◆ YOUR TASK
Pick out each line with the word "title" from the material that follows.

◆ MATERIAL FOR THIS EXERCISE
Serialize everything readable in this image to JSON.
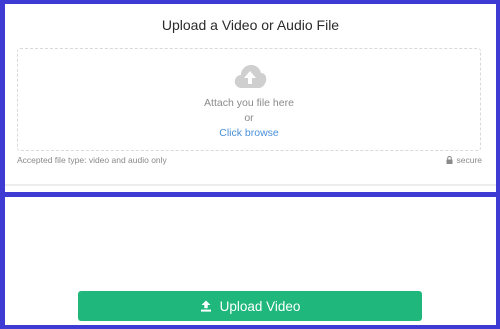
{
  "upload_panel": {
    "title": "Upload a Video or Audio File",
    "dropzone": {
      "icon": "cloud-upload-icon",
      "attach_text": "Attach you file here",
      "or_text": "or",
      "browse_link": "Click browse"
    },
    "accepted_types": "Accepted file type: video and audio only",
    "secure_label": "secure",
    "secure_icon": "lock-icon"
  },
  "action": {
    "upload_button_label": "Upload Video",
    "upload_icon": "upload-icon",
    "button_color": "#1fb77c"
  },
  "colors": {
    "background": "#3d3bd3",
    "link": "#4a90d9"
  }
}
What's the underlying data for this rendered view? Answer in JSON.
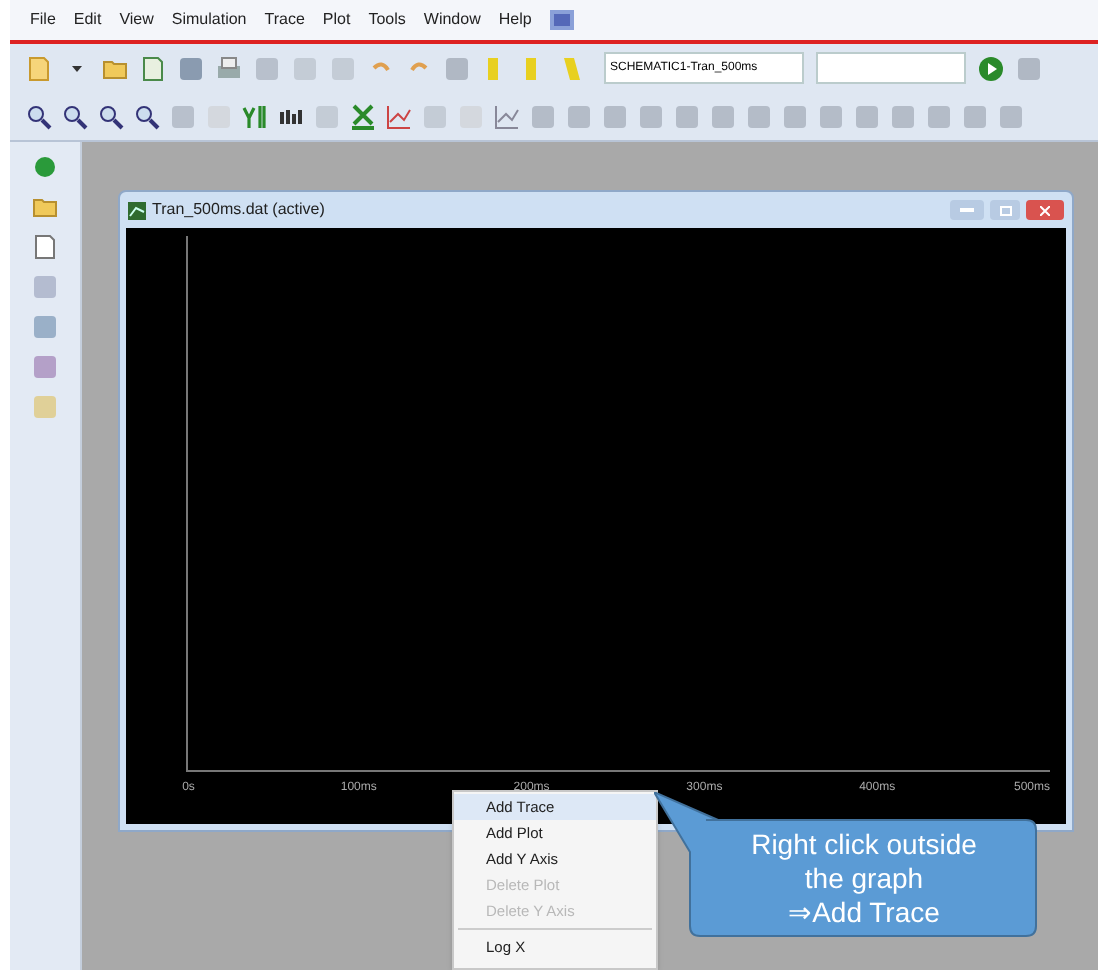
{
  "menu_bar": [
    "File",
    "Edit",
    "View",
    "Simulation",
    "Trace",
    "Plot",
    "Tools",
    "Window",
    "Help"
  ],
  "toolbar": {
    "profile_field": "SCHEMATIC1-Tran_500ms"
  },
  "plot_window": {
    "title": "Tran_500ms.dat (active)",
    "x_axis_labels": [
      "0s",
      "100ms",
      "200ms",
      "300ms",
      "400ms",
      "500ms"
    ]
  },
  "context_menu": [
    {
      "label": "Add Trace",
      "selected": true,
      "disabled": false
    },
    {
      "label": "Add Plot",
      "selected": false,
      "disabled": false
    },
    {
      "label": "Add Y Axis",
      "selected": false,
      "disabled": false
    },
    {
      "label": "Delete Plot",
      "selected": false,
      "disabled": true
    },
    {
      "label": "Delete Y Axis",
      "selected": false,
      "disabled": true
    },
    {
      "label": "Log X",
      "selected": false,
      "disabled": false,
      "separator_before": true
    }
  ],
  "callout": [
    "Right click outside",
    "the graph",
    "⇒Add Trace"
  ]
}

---

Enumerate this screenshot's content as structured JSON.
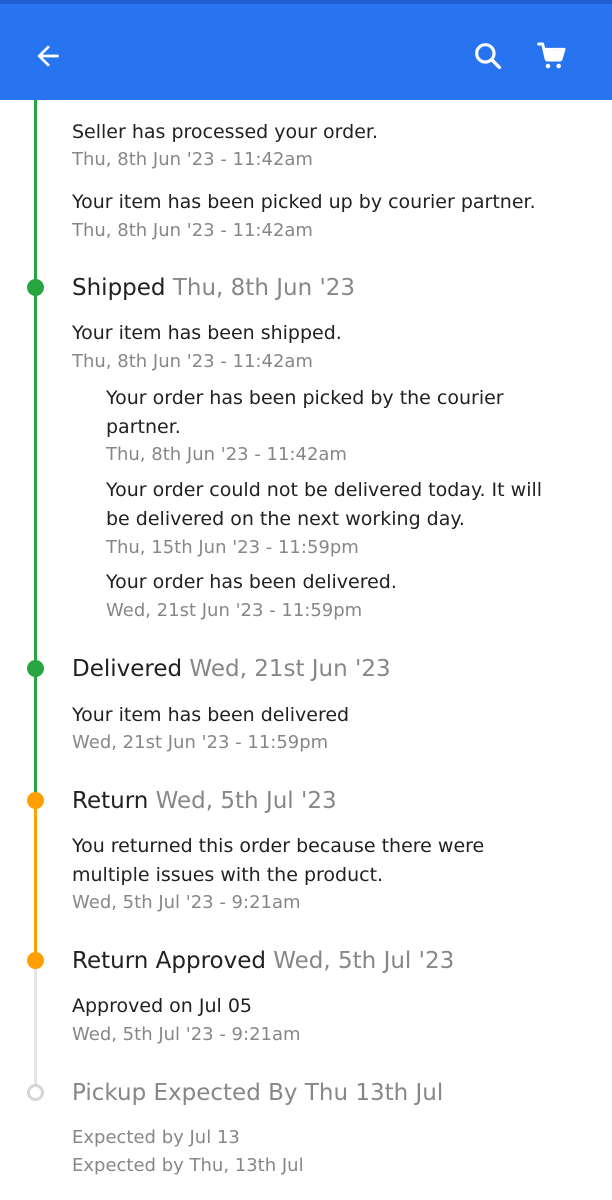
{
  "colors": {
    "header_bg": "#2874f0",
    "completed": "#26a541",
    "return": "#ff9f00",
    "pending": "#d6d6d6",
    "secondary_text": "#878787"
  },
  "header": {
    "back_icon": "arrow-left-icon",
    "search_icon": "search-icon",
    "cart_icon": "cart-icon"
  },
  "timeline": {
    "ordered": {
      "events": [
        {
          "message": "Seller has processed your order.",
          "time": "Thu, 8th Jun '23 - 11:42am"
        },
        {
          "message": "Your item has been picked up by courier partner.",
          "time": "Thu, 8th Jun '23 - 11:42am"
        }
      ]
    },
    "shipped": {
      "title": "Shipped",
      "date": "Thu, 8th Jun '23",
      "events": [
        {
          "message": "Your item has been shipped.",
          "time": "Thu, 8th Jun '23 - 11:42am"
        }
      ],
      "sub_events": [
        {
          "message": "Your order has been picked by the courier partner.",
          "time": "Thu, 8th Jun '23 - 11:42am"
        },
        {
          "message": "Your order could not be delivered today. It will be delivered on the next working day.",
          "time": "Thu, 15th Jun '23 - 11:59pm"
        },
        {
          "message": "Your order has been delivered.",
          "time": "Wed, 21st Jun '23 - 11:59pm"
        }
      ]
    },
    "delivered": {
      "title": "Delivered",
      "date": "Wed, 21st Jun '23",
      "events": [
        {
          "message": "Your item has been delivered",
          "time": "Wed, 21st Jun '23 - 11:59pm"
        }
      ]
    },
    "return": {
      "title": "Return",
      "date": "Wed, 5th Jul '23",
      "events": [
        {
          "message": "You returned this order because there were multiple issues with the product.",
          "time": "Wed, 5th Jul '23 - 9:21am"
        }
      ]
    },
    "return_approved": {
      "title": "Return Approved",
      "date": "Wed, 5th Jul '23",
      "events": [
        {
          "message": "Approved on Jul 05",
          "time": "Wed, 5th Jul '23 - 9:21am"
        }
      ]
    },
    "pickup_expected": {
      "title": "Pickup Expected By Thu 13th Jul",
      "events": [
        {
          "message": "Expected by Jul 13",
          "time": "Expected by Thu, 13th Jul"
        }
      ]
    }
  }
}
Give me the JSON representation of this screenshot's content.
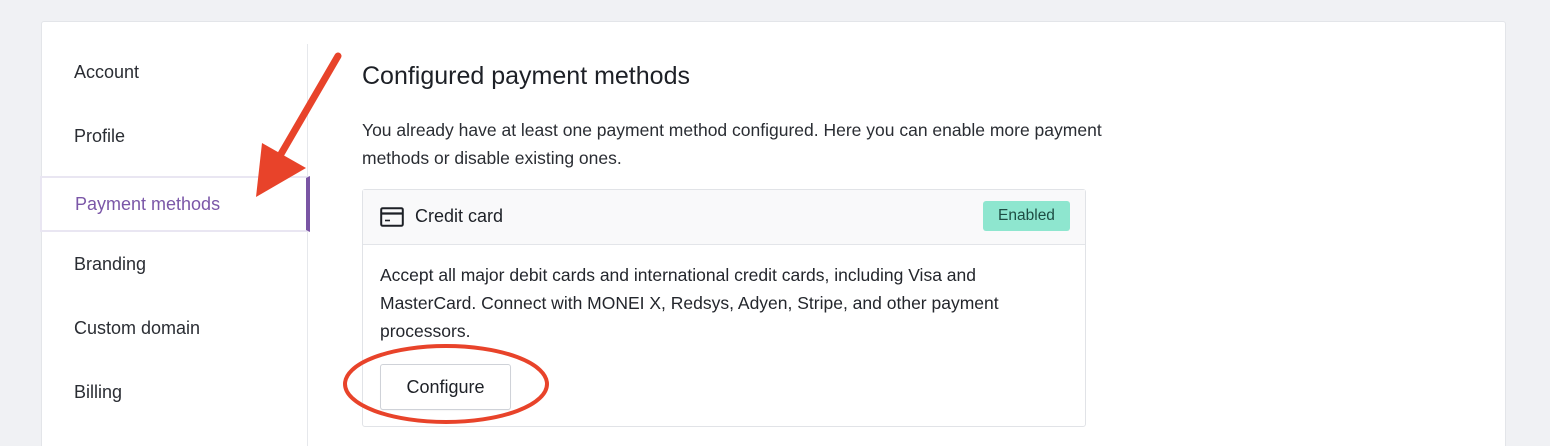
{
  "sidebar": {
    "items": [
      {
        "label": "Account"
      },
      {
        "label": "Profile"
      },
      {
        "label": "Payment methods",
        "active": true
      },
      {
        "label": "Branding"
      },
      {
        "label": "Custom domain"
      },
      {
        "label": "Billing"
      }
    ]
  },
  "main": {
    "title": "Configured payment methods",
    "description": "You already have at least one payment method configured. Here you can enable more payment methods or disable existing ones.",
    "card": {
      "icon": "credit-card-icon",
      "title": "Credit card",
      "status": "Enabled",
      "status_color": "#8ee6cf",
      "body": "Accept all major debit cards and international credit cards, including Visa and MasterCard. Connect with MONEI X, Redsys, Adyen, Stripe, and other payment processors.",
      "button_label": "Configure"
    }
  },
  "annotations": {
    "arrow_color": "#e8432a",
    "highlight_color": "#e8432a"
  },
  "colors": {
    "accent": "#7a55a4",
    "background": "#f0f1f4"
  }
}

◆ RESPONSE
    "title": "Upload a Video or Audio File",
    "title": "Tran_500ms.dat (active)",
      "title": "Shipped",
      "title": "Delivered",
      "title": "Return",
      "title": "Return Approved",
      "title": "Pickup Expected By Thu 13th Jul",
    "title": "Configured payment methods",
      "title": "Credit card",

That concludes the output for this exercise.